2005 - United States - 92 minutes
Writer and Director - Jason Reitman from a novel by Christopher Buckley
Internet Movie Database User Rating - 8.1/10 - Link to IMDB
Roger Ebert's Rating - 3.5 of 4 Stars - Link to Ebert's Review
My Rating - 4 of 5 Stars

This movie turned out to be a very pleasant surprise as I was expecting your run-of-the-mill comedy. Not only is it witty in a subtle, sophisticated way, but it is also extremely intelligent in its approach to the subject - spin doctors and the stories they spin.

It is the story of Nick Naylor who is the major spokesman for big tobacco and his quest to keep his job as well as establish a strong bond of communication with his pre-adolescent son. His major foe in the public eye is Senator Ortolan Finistirre of Vermont. It has been decided by the big bosses that Nick should travel to Hollywood in order to arrange for the romantic stars of a movie be smokers as were the stars of yesteryear - think of Bette Davis and Paul Henreid in Now, Voyager which contains probably the greatest cigarette lighting and smoking scene ever filmed. Along the way, Nick faces the problems of an investigative reporter and The Marlboro Man who is dying of lung cancer and suing big tobacco. Probably the most subtle and humorous irony of all of this is that there in not one cigarette smoked in the entire film.

Aaron Eckhart does a bang-up job of portraying Nick Naylor. He makes the viewer really believe this character even though such blatant lies come from his mouth. All the while you wonder at this outwardly totally amoral man and his loving relationship with his son.
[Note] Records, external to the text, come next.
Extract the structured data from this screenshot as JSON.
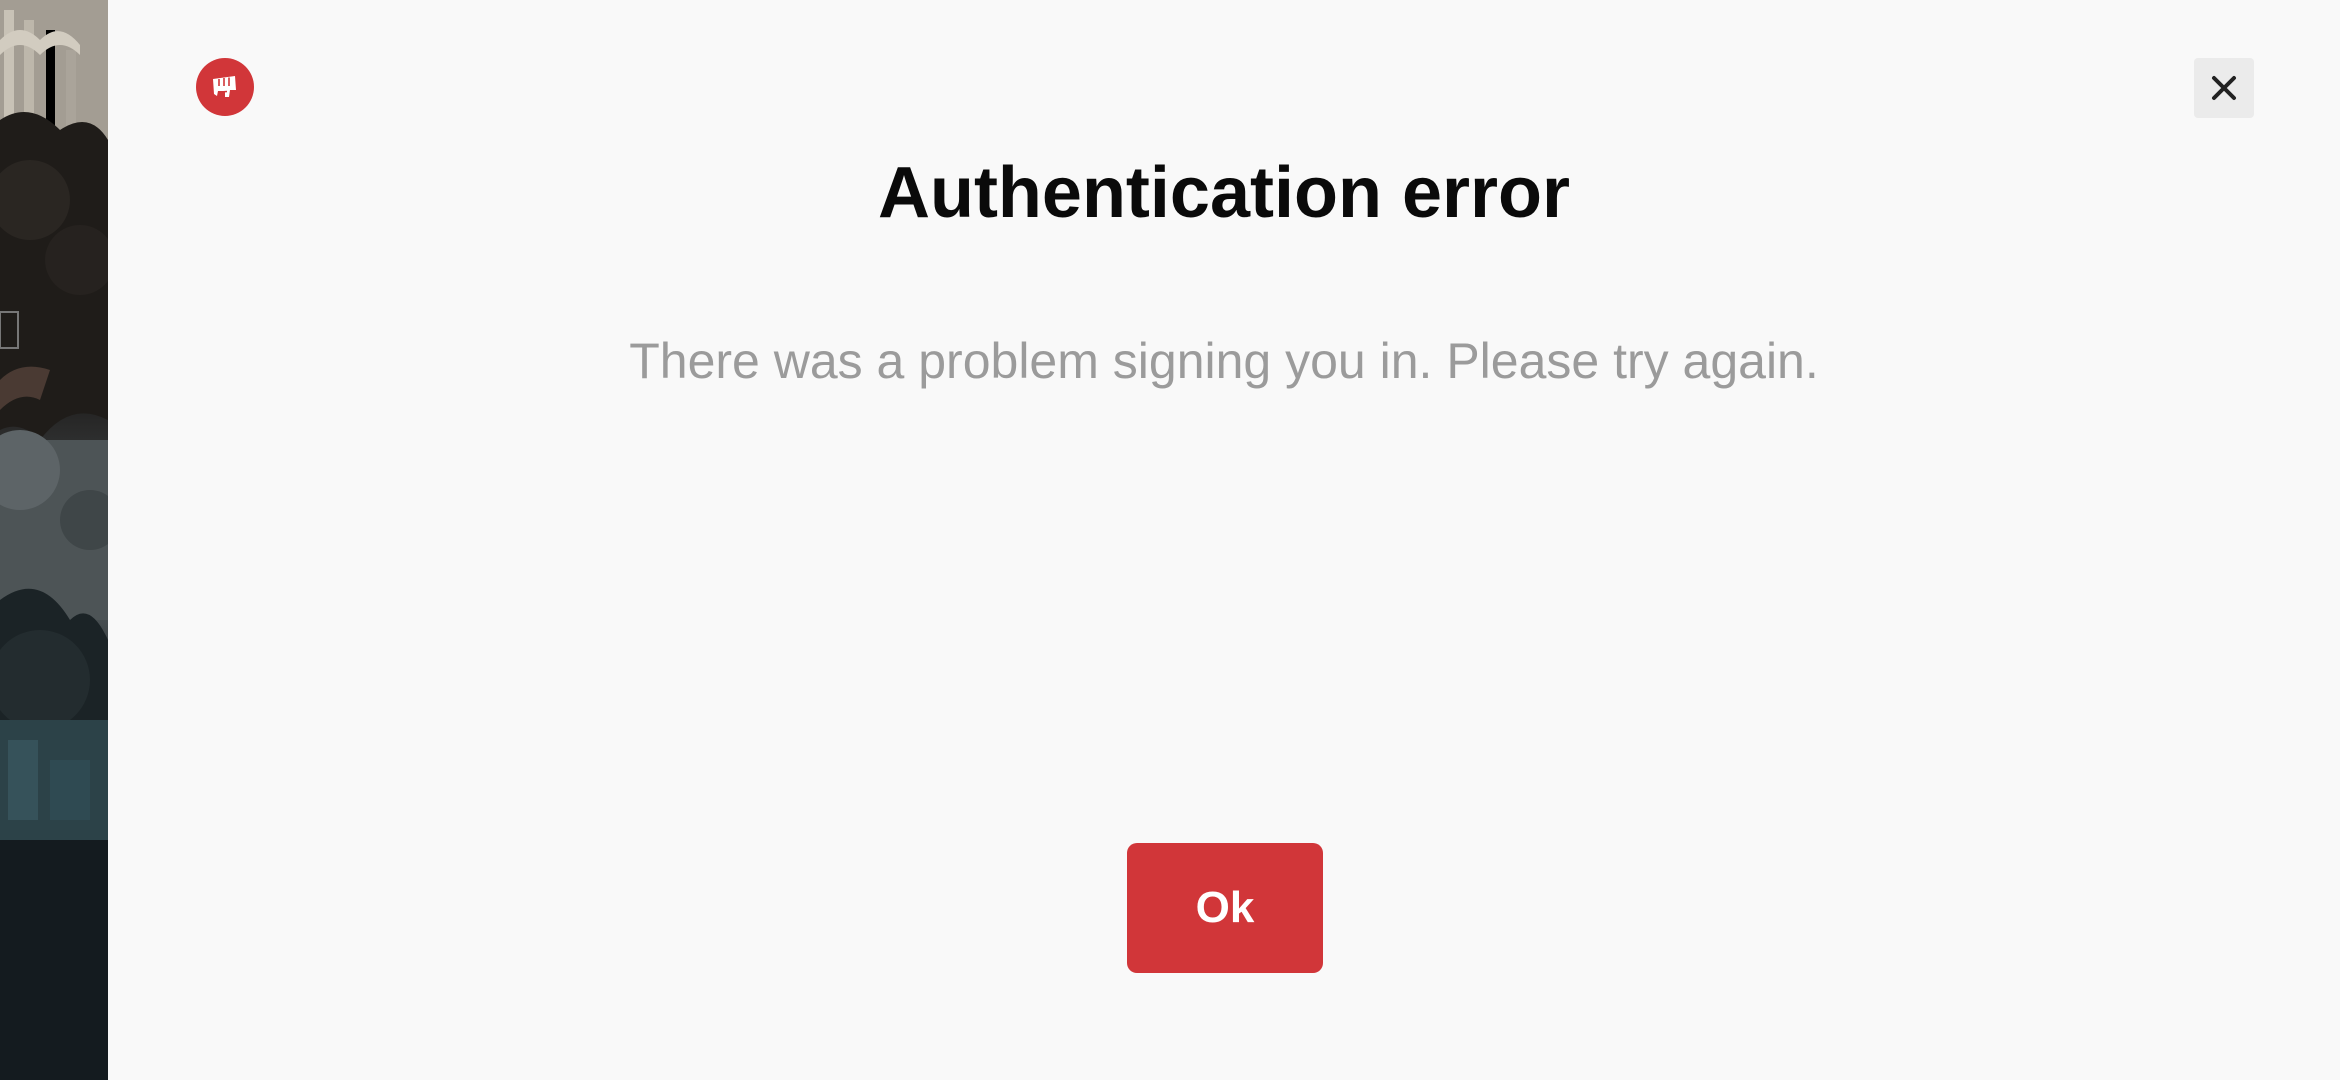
{
  "dialog": {
    "title": "Authentication error",
    "message": "There was a problem signing you in. Please try again.",
    "ok_label": "Ok",
    "close_glyph": "✕"
  },
  "icons": {
    "logo": "riot-fist-logo-icon",
    "close": "close-icon"
  },
  "colors": {
    "accent": "#d13639",
    "panel_background": "#f9f9f9",
    "title_text": "#0a0a0a",
    "message_text": "#9b9b9b",
    "close_button_background": "#ebebeb"
  }
}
Speaking of his son, Cameron Bright gives that character just the right combination of innocence and savvy of a budding young man trying to relate to his father.

Nick's machinations are supported by no less than Robert Duvall and Rob Lowe who turn in great tongue-in-cheek performances.

As Senator Finistirre, William H. Macy almost steals the film - as is often the case considering his ultimate acting skills. As a young man, Macy attended Goddard College in Vermont. Having experienced Goddard at that time through my brother who both taught and was an administrator there, it surely becomes clear that Macy used some of the "characters" he knew at Goddard to create a humorously definitive Vermonter.

If you love intelligent and very witty satirical humor and enjoy watching good actors at their craft, you won't be disappointed with Thank You for Smoking.

Neil Turner
October 9, 2006

Thank You for Smoking